        As for ISO, this isn’t 2006 – cameras of today can safely go up to ISO 3200, or even 6400 in some cases, without noticeably affecting image quality. I am most certainly into IQ, as I apparently “insist”, but not stupidly so: photographs are never really viewed at 100% crops. If it looks stunning when viewed at full size, no matter what ISO was used, that’s all that matters. So here’s a tip for you: try shooting at higher ISO sensitivity – you’ll be surprised

        Anything else?

        Posted by pixelogist | May 21, 2014, 21:11
  27. and why should I shoot with high ISO?just try to balance it with shutter speed and proper aperture, “you’ll be surprised”.. if you do really “insist” better IQ, you know that lower ISO is better.

    Posted by raymor | May 21, 2014, 22:35
    • Do you actually shoot in real life or just in theory? If you do take pictures on a regular basis, you’d know that there are many instances, even in daylight, where there’s just not enough light to properly expose a photograph. Even a lens at f1.4 and ISO 400 will not give you a shutter speed that is fast enough to handhold. So unless you lug a tripod around everywhere you go – and even then, there are some cases where a slow shutter speed just won’t work – you’re in trouble

      It’s not a question of “lower ISO is better” – anybody who’s been using a camera for a week would be able to tell you that. It’s a question of knowing when to increase ISO sensibly, so you get a blur-free shot – and with modern camera makers putting so much research into (successfully) improving noise reduction algorithms, it just makes sense to increase your ISO when the scene demands it

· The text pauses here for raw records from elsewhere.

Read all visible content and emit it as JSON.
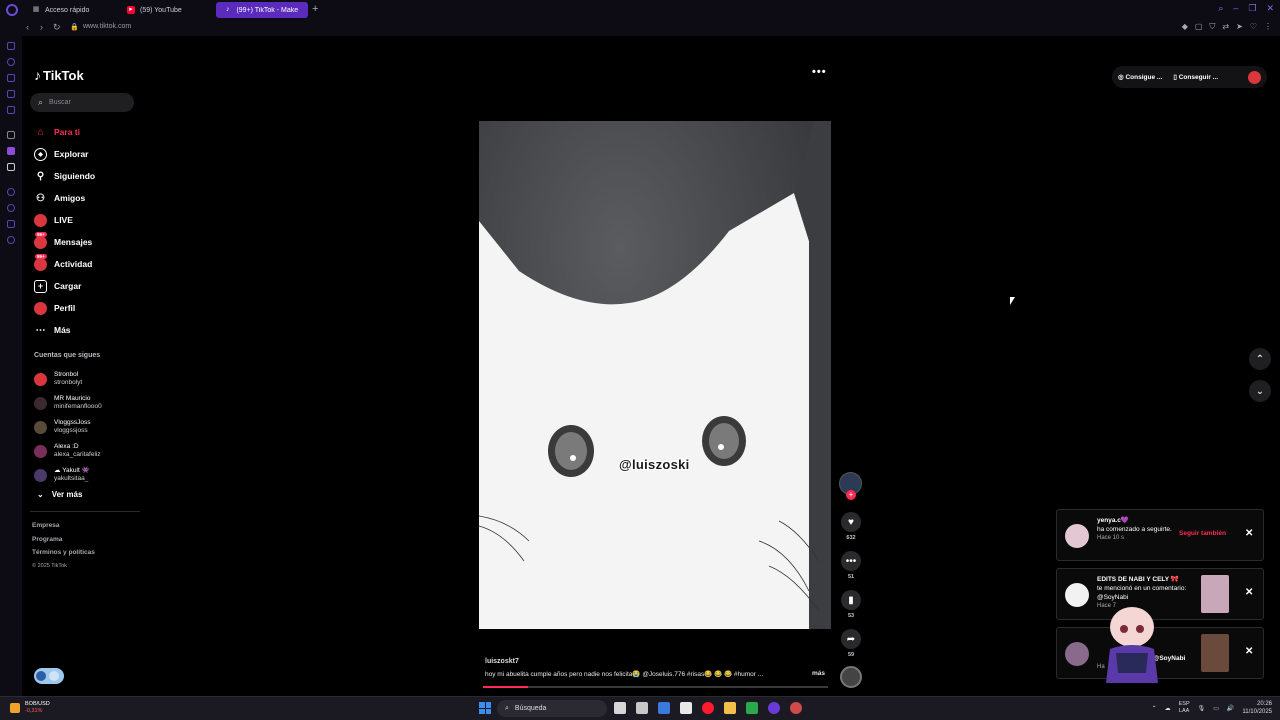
{
  "browser": {
    "tabs": [
      {
        "label": "Acceso rápido",
        "active": false
      },
      {
        "label": "(59) YouTube",
        "active": false
      },
      {
        "label": "(99+) TikTok - Make Y",
        "active": true
      }
    ],
    "new_tab": "+",
    "url": "www.tiktok.com"
  },
  "tiktok": {
    "logo": "TikTok",
    "search_placeholder": "Buscar",
    "nav": [
      {
        "label": "Para ti",
        "icon": "home-icon",
        "active": true
      },
      {
        "label": "Explorar",
        "icon": "compass-icon"
      },
      {
        "label": "Siguiendo",
        "icon": "user-follow-icon"
      },
      {
        "label": "Amigos",
        "icon": "friends-icon"
      },
      {
        "label": "LIVE",
        "icon": "live-icon"
      },
      {
        "label": "Mensajes",
        "icon": "messages-icon",
        "badge": "99+"
      },
      {
        "label": "Actividad",
        "icon": "activity-icon",
        "badge": "99+"
      },
      {
        "label": "Cargar",
        "icon": "upload-icon"
      },
      {
        "label": "Perfil",
        "icon": "profile-icon"
      },
      {
        "label": "Más",
        "icon": "more-icon"
      }
    ],
    "following_title": "Cuentas que sigues",
    "following": [
      {
        "name": "Stronbol",
        "handle": "stronbolyt"
      },
      {
        "name": "MR Mauricio",
        "handle": "minifemanflooo0"
      },
      {
        "name": "VloggssJoss",
        "handle": "vloggssjoss"
      },
      {
        "name": "Alexa :D",
        "handle": "alexa_caritafeliz"
      },
      {
        "name": "☁ Yakult 👾",
        "handle": "yakultsitaa_"
      }
    ],
    "see_more": "Ver más",
    "footer": [
      "Empresa",
      "Programa",
      "Términos y políticas"
    ],
    "copyright": "© 2025 TikTok",
    "top_right": {
      "get_coins": "Consigue ...",
      "get_app": "Conseguir ..."
    },
    "video": {
      "watermark": "@luiszoski",
      "author": "luiszoskt7",
      "caption": "hoy mi abuelita cumple años pero nadie nos felicita😭 @Joseluis.776  #risas😂 😂 😂  #humor ...",
      "more": "más",
      "progress": 0.13,
      "likes": "632",
      "comments": "51",
      "saves": "53",
      "shares": "59"
    },
    "notifications": [
      {
        "user": "yenya.c💜",
        "text": "ha comenzado a seguirte.",
        "time": "Hace 10 s",
        "action": "Seguir también"
      },
      {
        "user": "EDITS DE NABI Y CELY 🎀",
        "text": "te mencionó en un comentario: @SoyNabi",
        "time": "Hace 7"
      },
      {
        "user": "",
        "text": "@SoyNabi",
        "time": "Ha"
      }
    ]
  },
  "taskbar": {
    "ticker": "BOB/USD",
    "ticker_change": "-0,31%",
    "search_placeholder": "Búsqueda",
    "lang_top": "ESP",
    "lang_bottom": "LAA",
    "time": "20:26",
    "date": "11/10/2025"
  },
  "colors": {
    "accent": "#fe2c55",
    "browser_accent": "#5b2bbd"
  }
}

      Posted by pixelogist | May 22, 2014, 06:09


  1. Pingback: miXed zone: “the best camera is…?”, X-reviews and Iridient | Fuji Rumors - July 7, 2013

  2. Pingback: Fujifilm X20: Review | pixelogist.me - November 7, 2013

  3. Pingback: What to do When your Luck is bad | This (not so) Boring Life - February 18, 2014

  4. Pingback: Sony Cyber-shot RX100 II: Review | pixelogist.me - February 26, 2014

Share your thoughts...leave a comment!

Follow Me on Pinterest


Feeling Generous?